In an effort to implement a tribal-wide early identification and assessment system into the current Cherokee Nation system, Healthy Nation staff received training in early identification and assessment of substance abuse in community settings by attending the Substance Abuse Prevention Conference in Tulsa as well as the National Association of Native American Children of Alcoholics in Tulsa. They also developed a resource directory for use within the Cherokee Nation programs. The directory will be on the Cherokee Nation Web page and hard copy distributed to each Cherokee Nation program.
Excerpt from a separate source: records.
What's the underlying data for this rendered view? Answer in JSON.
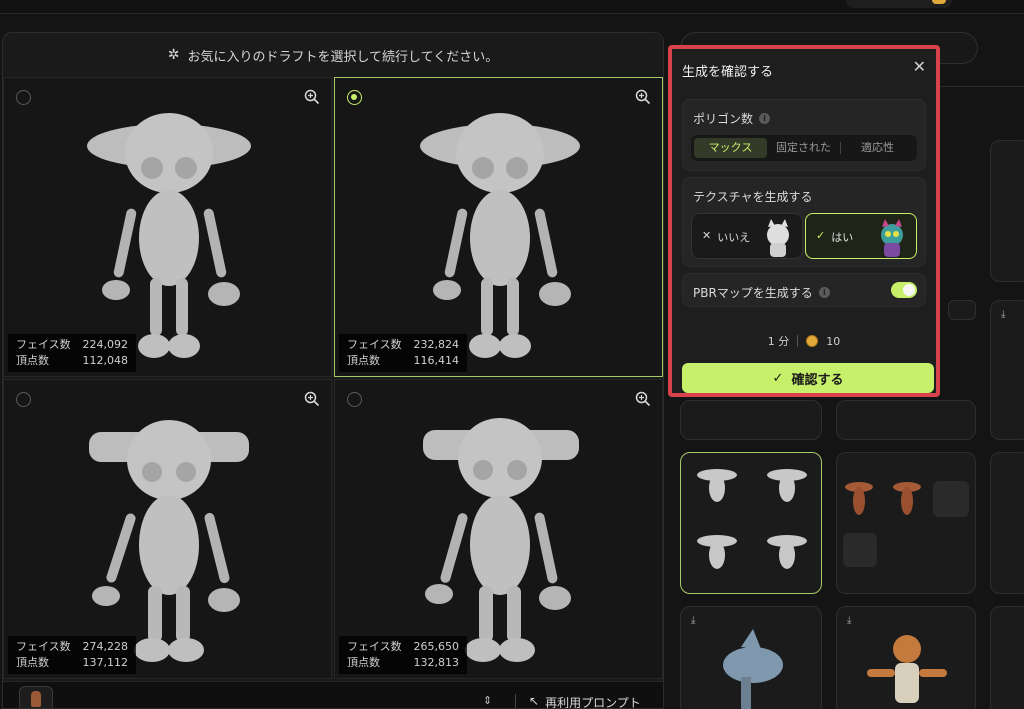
{
  "header": {
    "instruction": "お気に入りのドラフトを選択して続行してください。"
  },
  "drafts": [
    {
      "faces_label": "フェイス数",
      "faces": "224,092",
      "verts_label": "頂点数",
      "verts": "112,048",
      "selected": false
    },
    {
      "faces_label": "フェイス数",
      "faces": "232,824",
      "verts_label": "頂点数",
      "verts": "116,414",
      "selected": true
    },
    {
      "faces_label": "フェイス数",
      "faces": "274,228",
      "verts_label": "頂点数",
      "verts": "137,112",
      "selected": false
    },
    {
      "faces_label": "フェイス数",
      "faces": "265,650",
      "verts_label": "頂点数",
      "verts": "132,813",
      "selected": false
    }
  ],
  "bottom": {
    "reuse_prompt": "再利用プロンプト"
  },
  "dialog": {
    "title": "生成を確認する",
    "polygon_label": "ポリゴン数",
    "polygon_options": [
      "マックス",
      "固定された",
      "適応性"
    ],
    "polygon_active": "マックス",
    "texture_label": "テクスチャを生成する",
    "texture_no": "いいえ",
    "texture_yes": "はい",
    "pbr_label": "PBRマップを生成する",
    "pbr_enabled": true,
    "time": "1 分",
    "credits": "10",
    "confirm_label": "確認する"
  },
  "colors": {
    "accent": "#c6f06a",
    "highlight_border": "#d9414b"
  }
}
The directory is cross-referenced for easy access of information.

back to the top

Strategy 4:  Substance Abuse Treatment 
and Relapse Prevention

Healthy Nation has coordinated a systematic approach to assessment and treatment of tobacco abuse by implementing a Smoking Cessation Tobacco Abuse Prevention Program. The purpose of the program is to reduce death and disability among Native Americans caused by tobacco abuse. The program provides assistance to those who wish to cease cigarette and smokeless tobacco use with a behavior modification program and supplemented by nicotine replacement therapy. This program has been in existence since 1992 and over 700 people have participated with a 30% recovery rate. Anyone over age 18 who is eligible for services at Cherokee Nation rural health centers or Indian Health Service facilities may participate. All participants must actively participate in an eight-week behavior modification course. These sessions were provided through the Muskogee Clinic, the WW Hastings Prenatal Smoking Cessation Education, the WW Hastings Smoking Cessation Program, and the Wilma P. Mankiller Clinic.

During the summer of 1998 twenty students with ten adults from Cherokee Nation/Healthy Nation traveled to North Carolina to visit the Healthy Cherokee in a cultural youth exchange. Everyone enjoyed the beauty of the land and the interesting historical sites. Our group felt a special kinship and a strong sense of returning to their roots. As we traveled throughout North Carolina there was two special moments that stand out. The first was when we traveled to the original spot where the Cherokee's came from. It was a mound and the story goes that 30 chiefs' are buried there. We circled the mound and many in our group took off their shoes and touched the ground with their bare feet, the ground of their ancestors. It was a very moving experience. The second extraordinary moment came when we traveled to the Snowbird Community. The community treated us with an Indian Taco dinner and we felt like they were welcoming us home. We were asked to bring soil from Oklahoma to participate in a mound building ceremony. No one knew what this ceremony was until we arrived. It is a ceremony that has been lost and that they were trying to bring back. A head singer prayed and sang as each of us threw dirt on the mound. We went around the mound seven times and it was interesting - red Oklahoma dirt mixed with North Carolina dirt. We were brought together in that moment, in the dirt within the circle. Two people, Eastern Cherokee and Oklahoma Cherokee ...yet...we are one people. It was a very solemn and moving experience, one that we are grateful for and one that we will never forget.

back to the top

Contact

Cherokee Nation of Oklahoma
Healthy Nations Program

back to the top

University of Colorado Denver

© The Regents of the University of Colorado, a body corporate. All rights reserved.

All trademarks are registered property of the University. Used by permission only.